Communications and Cultural Analysis: A Religious View

By Michael Warren | Go to book overview

Chapter 6
Metaphoric Images as Signifiers

UNDERSTANDING METAPHORIC IMAGES

In an image culture like ours, we are all so awash in images that we can overlook the need to think about them. This was my claim in Chapter 5. Yet the deeper problem is not that we look at images ceaselessly; it is that we look at reality through images. Here I am making an important distinction between the images we see and look at, iconic images, and those through which we see, metaphoric images. There is a function of the imagination that goes beyond the faculty of picturing absent objects and recombining them into fantastic forms. Through this imaginal function, a person seeks analogies and metaphors by which to understand and name reality. Images in this sense provide us analogous referents for knowing what things are like. In particular cultures, certain images provide the lenses through which to view reality. As with any kind of lens, we can easily forget that we are seeing through it. We do not see the lens because we are so busy looking through it. Understanding this matter is crucial for cultural agency.

In a perceptive essay, theologian Charles Davis points out how metaphoric images "are the constitutive elements of the world of human meaning." The specific example he uses to illustrate such an image "through which we see" is the image of woman.

The image of woman we have determines the social order and affects the lives of all of us. Image in this sense is not just knowledge, such as is retailed in anatomy, physiology, psychology, sociology or history. In some respects it precedes knowledge and guides the knowing process. Again, an image selects items of knowledge and arranges them into a pattern.
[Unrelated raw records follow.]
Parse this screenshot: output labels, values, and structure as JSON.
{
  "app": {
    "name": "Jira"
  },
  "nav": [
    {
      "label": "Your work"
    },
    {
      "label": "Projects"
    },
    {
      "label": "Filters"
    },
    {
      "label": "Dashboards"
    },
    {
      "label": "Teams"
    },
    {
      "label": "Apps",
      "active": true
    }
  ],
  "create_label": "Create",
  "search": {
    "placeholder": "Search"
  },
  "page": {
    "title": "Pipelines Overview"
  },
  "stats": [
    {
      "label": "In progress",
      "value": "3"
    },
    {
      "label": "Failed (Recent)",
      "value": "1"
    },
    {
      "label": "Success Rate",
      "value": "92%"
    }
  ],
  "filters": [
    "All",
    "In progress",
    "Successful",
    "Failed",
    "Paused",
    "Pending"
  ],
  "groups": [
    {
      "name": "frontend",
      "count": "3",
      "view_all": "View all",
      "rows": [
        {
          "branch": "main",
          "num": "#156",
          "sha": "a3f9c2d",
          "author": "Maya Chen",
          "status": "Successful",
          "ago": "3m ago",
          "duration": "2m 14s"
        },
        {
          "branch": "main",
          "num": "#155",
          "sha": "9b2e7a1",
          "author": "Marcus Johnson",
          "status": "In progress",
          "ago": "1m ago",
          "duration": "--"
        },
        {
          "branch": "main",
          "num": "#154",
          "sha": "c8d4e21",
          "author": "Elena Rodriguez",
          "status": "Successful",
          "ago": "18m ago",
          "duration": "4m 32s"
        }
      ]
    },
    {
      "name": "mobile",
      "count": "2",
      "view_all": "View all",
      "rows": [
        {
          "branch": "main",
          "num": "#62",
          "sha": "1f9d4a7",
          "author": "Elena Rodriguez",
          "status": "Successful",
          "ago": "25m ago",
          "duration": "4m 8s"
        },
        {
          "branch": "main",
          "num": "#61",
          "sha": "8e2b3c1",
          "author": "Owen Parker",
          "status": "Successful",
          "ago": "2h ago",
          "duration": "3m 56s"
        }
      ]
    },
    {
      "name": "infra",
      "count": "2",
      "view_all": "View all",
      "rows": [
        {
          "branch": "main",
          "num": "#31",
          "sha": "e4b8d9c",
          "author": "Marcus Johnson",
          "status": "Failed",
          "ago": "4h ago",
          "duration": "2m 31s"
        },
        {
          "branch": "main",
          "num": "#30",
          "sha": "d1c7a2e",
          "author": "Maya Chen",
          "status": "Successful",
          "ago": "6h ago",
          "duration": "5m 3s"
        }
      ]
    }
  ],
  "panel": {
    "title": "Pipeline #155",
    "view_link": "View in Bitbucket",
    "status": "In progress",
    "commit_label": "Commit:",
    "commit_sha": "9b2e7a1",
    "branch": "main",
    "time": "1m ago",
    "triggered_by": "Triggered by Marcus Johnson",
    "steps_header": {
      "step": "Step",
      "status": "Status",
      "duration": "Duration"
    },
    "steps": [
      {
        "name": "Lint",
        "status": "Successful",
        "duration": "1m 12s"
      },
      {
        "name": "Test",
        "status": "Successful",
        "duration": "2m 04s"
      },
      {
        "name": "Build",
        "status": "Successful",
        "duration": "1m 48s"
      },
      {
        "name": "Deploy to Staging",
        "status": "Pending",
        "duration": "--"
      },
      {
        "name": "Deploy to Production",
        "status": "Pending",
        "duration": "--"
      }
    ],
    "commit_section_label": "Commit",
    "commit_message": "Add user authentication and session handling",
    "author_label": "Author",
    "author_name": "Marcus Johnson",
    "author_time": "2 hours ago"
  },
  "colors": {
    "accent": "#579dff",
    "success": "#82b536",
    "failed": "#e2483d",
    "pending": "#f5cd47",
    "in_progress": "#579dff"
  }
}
An image also includes a

-113-

Notes for this page

Add a new note
If you are trying to select text to create highlights or citations, remember that you must now click or tap on the first word, and then click or tap on the last word.
One moment ...
Project items
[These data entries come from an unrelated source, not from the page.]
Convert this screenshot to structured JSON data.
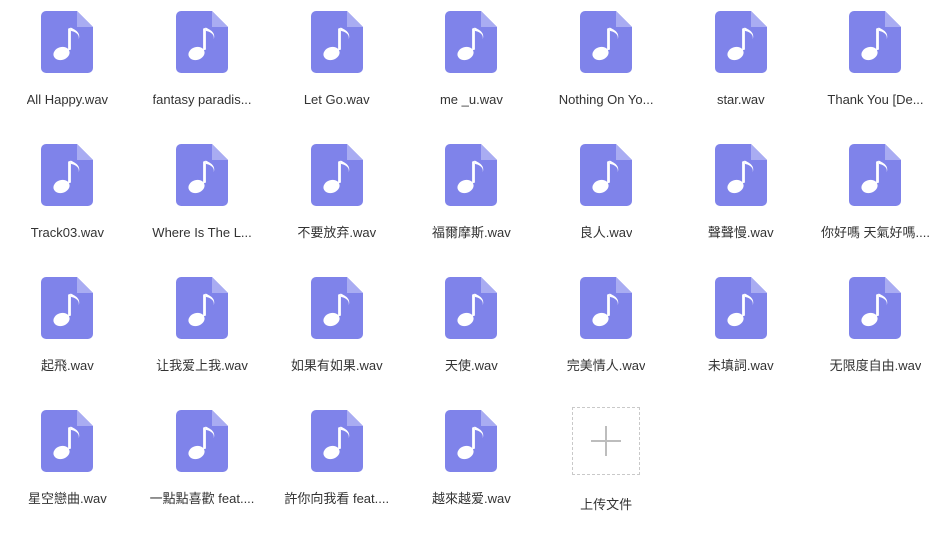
{
  "colors": {
    "icon_body": "#7F83EA",
    "icon_fold": "#A9ACF2",
    "note_fill": "#ffffff",
    "label_text": "#333333",
    "upload_border": "#c9c9c9",
    "upload_plus": "#bdbdbd",
    "background": "#ffffff"
  },
  "icons": {
    "file_icon_name": "audio-file-icon",
    "note_icon_name": "music-note-icon",
    "plus_icon_name": "plus-icon"
  },
  "grid": {
    "columns": 7,
    "rows": 4,
    "files": [
      {
        "name": "All Happy.wav",
        "type": "wav"
      },
      {
        "name": "fantasy paradis...",
        "type": "wav"
      },
      {
        "name": "Let Go.wav",
        "type": "wav"
      },
      {
        "name": "me _u.wav",
        "type": "wav"
      },
      {
        "name": "Nothing On Yo...",
        "type": "wav"
      },
      {
        "name": "star.wav",
        "type": "wav"
      },
      {
        "name": "Thank You [De...",
        "type": "wav"
      },
      {
        "name": "Track03.wav",
        "type": "wav"
      },
      {
        "name": "Where Is The L...",
        "type": "wav"
      },
      {
        "name": "不要放弃.wav",
        "type": "wav"
      },
      {
        "name": "福爾摩斯.wav",
        "type": "wav"
      },
      {
        "name": "良人.wav",
        "type": "wav"
      },
      {
        "name": "聲聲慢.wav",
        "type": "wav"
      },
      {
        "name": "你好嗎 天氣好嗎....",
        "type": "wav"
      },
      {
        "name": "起飛.wav",
        "type": "wav"
      },
      {
        "name": "让我爱上我.wav",
        "type": "wav"
      },
      {
        "name": "如果有如果.wav",
        "type": "wav"
      },
      {
        "name": "天使.wav",
        "type": "wav"
      },
      {
        "name": "完美情人.wav",
        "type": "wav"
      },
      {
        "name": "未填詞.wav",
        "type": "wav"
      },
      {
        "name": "无限度自由.wav",
        "type": "wav"
      },
      {
        "name": "星空戀曲.wav",
        "type": "wav"
      },
      {
        "name": "一點點喜歡 feat....",
        "type": "wav"
      },
      {
        "name": "許你向我看 feat....",
        "type": "wav"
      },
      {
        "name": "越來越爱.wav",
        "type": "wav"
      }
    ]
  },
  "upload": {
    "label": "上传文件"
  }
}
Items saved from this book

This book has been saved
Highlights (0)
Some of your highlights are legacy items.

Highlights saved before July 30, 2012 will not be displayed on their respective source pages.

You can easily re-create the highlights by opening the book page or article, selecting the text, and clicking “Highlight.”
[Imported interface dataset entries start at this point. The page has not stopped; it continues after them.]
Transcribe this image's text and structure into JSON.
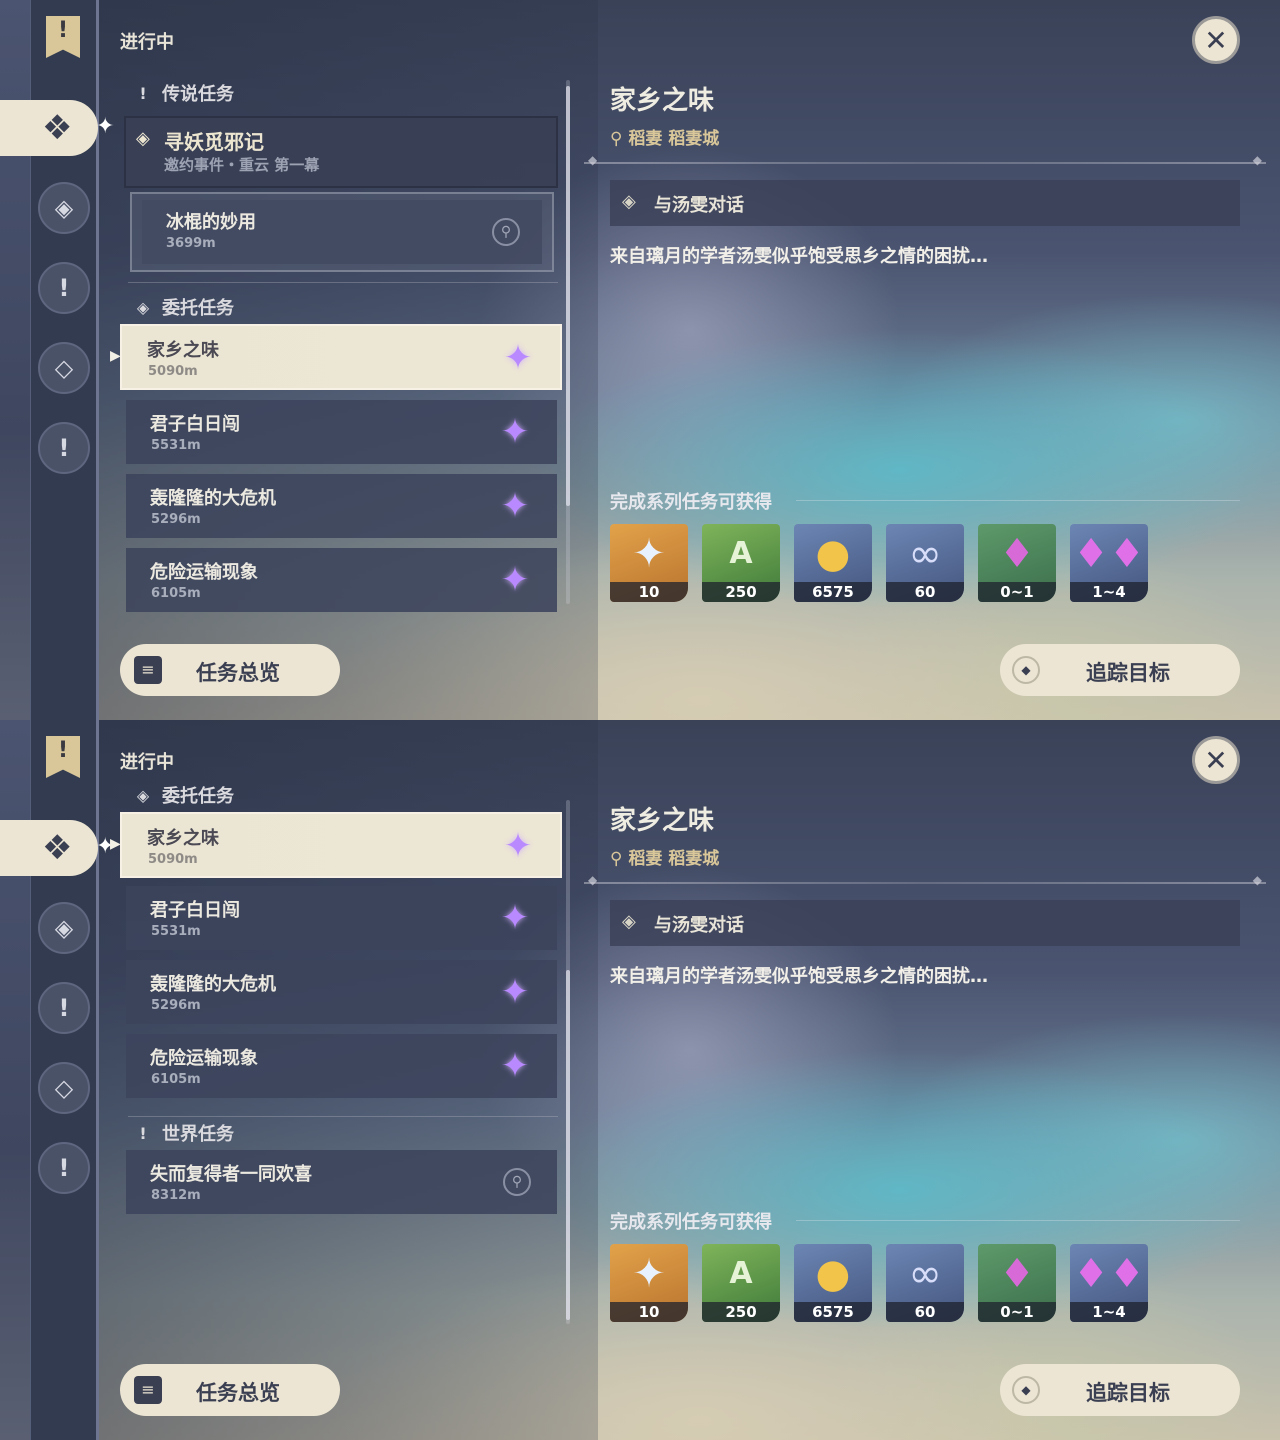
{
  "colors": {
    "accent_cream": "#ece5d3",
    "location_gold": "#d9c79a",
    "quest_purple": "#b889ff",
    "panel_dark": "#3c445c"
  },
  "panel1": {
    "section_label": "进行中",
    "legend_header": "传说任务",
    "legend_quest": {
      "name": "寻妖觅邪记",
      "subtitle": "邀约事件・重云 第一幕"
    },
    "legend_subquest": {
      "name": "冰棍的妙用",
      "distance": "3699m"
    },
    "commission_header": "委托任务",
    "quests": [
      {
        "name": "家乡之味",
        "distance": "5090m"
      },
      {
        "name": "君子白日闯",
        "distance": "5531m"
      },
      {
        "name": "轰隆隆的大危机",
        "distance": "5296m"
      },
      {
        "name": "危险运输现象",
        "distance": "6105m"
      }
    ]
  },
  "panel2": {
    "section_label": "进行中",
    "commission_header": "委托任务",
    "quests": [
      {
        "name": "家乡之味",
        "distance": "5090m"
      },
      {
        "name": "君子白日闯",
        "distance": "5531m"
      },
      {
        "name": "轰隆隆的大危机",
        "distance": "5296m"
      },
      {
        "name": "危险运输现象",
        "distance": "6105m"
      }
    ],
    "world_header": "世界任务",
    "world_quest": {
      "name": "失而复得者一同欢喜",
      "distance": "8312m"
    }
  },
  "detail": {
    "title": "家乡之味",
    "location": "稻妻 稻妻城",
    "step": "与汤雯对话",
    "description": "来自璃月的学者汤雯似乎饱受思乡之情的困扰…",
    "rewards_header": "完成系列任务可获得",
    "rewards": [
      {
        "icon": "primogem-icon",
        "count": "10"
      },
      {
        "icon": "adventure-exp-icon",
        "count": "250"
      },
      {
        "icon": "mora-icon",
        "count": "6575"
      },
      {
        "icon": "companionship-exp-icon",
        "count": "60"
      },
      {
        "icon": "crystal-chunk-icon",
        "count": "0~1"
      },
      {
        "icon": "crystal-cluster-icon",
        "count": "1~4"
      }
    ]
  },
  "buttons": {
    "overview": "任务总览",
    "track": "追踪目标"
  }
}
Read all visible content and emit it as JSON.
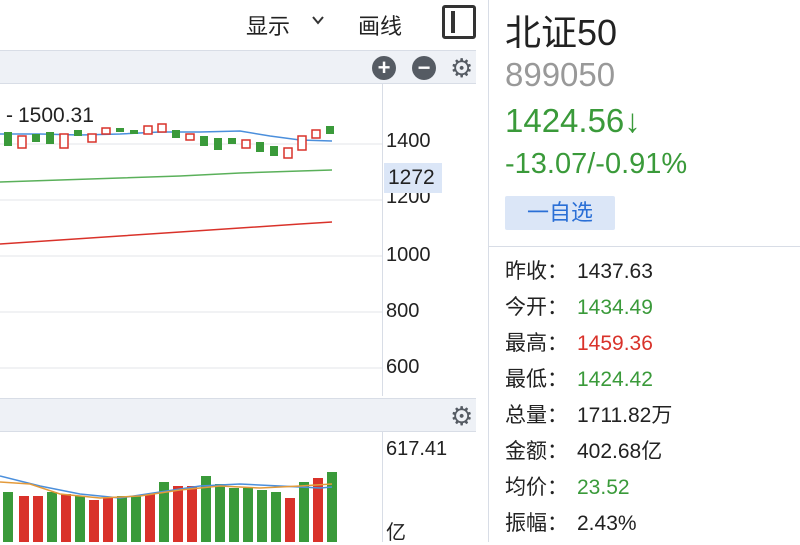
{
  "toolbar": {
    "display_label": "显示",
    "drawline_label": "画线"
  },
  "main_chart": {
    "high_marker": "1500.31",
    "y_ticks": [
      "1400",
      "1200",
      "1000",
      "800",
      "600"
    ],
    "current_price": "1272"
  },
  "volume_chart": {
    "max_label": "617.41",
    "unit_label": "亿"
  },
  "stock": {
    "name": "北证50",
    "code": "899050",
    "price": "1424.56↓",
    "change": "-13.07/-0.91%",
    "fav_label": "一自选"
  },
  "stats": [
    {
      "label": "昨收：",
      "value": "1437.63",
      "color": "neutral"
    },
    {
      "label": "今开：",
      "value": "1434.49",
      "color": "green"
    },
    {
      "label": "最高：",
      "value": "1459.36",
      "color": "red"
    },
    {
      "label": "最低：",
      "value": "1424.42",
      "color": "green"
    },
    {
      "label": "总量：",
      "value": "1711.82万",
      "color": "neutral"
    },
    {
      "label": "金额：",
      "value": "402.68亿",
      "color": "neutral"
    },
    {
      "label": "均价：",
      "value": "23.52",
      "color": "green"
    },
    {
      "label": "振幅：",
      "value": "2.43%",
      "color": "neutral"
    }
  ],
  "colors": {
    "up": "#d9322a",
    "down": "#3a9a3a",
    "accent": "#2a6fd6"
  }
}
Citations (0)
Some of your citations are legacy items.

Any citation created before July 30, 2012 will labeled as a “Cited page.” New citations will be saved as cited passages, pages or articles.

We also added the ability to view new citations from your projects or the book or article where you created them.

Notes (0)
Bookmarks (0)

You have no saved items from this book

Project items include:
  • Saved book/article
  • Highlights
  • Quotes/citations
  • Notes
  • Bookmarks
Notes
Cite this page

Cited page

Style
Citations are available only to our active members.
Sign up now to cite pages or passages in MLA, APA and Chicago citation styles.

(Einhorn, 1992, p. 25)

(Einhorn 25)

1

1. Lois J. Einhorn, Abraham Lincoln, the Orator: Penetrating the Lincoln Legend (Westport, CT: Greenwood Press, 1992), 25, http://www.questia.com/read/27419298.

Cited page

Bookmark this page
Communications and Cultural Analysis: A Religious View
Settings

Settings

Typeface
Text size Smaller Larger
Search within

Search within this book

Look up

Look up a word

  • Dictionary
  • Thesaurus
Please submit a word or phrase above.
Print this page

Print this page

Why can't I print more than one page at a time?

Full screen
/ 168

matching results for page

Cited passage

Style
Citations are available only to our active members.
Sign up now to cite pages or passages in MLA, APA and Chicago citation styles.

"Portraying himself as an honest, ordinary person helped Lincoln identify with his audiences." (Einhorn, 1992, p. 25).

"Portraying himself as an honest, ordinary person helped Lincoln identify with his audiences." (Einhorn 25)

"Portraying himself as an honest, ordinary person helped Lincoln identify with his audiences."1

1. Lois J. Einhorn, Abraham Lincoln, the Orator: Penetrating the Lincoln Legend (Westport, CT: Greenwood Press, 1992), 25, http://www.questia.com/read/27419298.

Cited passage

Welcome to the new Questia Reader

The Questia Reader has been updated to provide you with an even better online reading experience.  It is now 100% Responsive, which means you can read our books and articles on any sized device you wish.  All of your favorite tools like notes, highlights, and citations are still here, but the way you select text has been updated to be easier to use, especially on touchscreen devices.  Here's how:

1. Click or tap the first word you want to select.
2. Click or tap the last word you want to select.

OK, got it!

Thanks for trying Questia!

Please continue trying out our research tools, but please note, full functionality is available only to our active members.

Your work will be lost once you leave this Web page.

For full access in an ad-free environment, sign up now for a FREE, 1-day trial.

Already a member? Log in now.